*** Opening of Material for the task ***
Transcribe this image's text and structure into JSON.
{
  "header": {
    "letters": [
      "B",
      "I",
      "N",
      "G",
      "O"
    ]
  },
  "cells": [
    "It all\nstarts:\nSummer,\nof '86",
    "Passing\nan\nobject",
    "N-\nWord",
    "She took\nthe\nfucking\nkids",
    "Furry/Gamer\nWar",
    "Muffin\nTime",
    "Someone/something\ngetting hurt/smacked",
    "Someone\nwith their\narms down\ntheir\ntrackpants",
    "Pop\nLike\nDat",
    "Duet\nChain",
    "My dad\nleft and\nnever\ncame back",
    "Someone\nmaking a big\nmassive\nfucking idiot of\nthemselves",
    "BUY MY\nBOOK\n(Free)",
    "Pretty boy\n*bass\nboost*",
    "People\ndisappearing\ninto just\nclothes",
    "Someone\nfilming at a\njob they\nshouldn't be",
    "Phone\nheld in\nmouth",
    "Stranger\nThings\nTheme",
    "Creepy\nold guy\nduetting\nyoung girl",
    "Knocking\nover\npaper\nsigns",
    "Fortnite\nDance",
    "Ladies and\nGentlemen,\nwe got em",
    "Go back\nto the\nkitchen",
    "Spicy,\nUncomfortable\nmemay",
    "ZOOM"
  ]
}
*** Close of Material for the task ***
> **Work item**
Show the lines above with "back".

> **Response box**
    "My dad\nleft and\nnever\ncame back",
    "Go back\nto the\nkitchen",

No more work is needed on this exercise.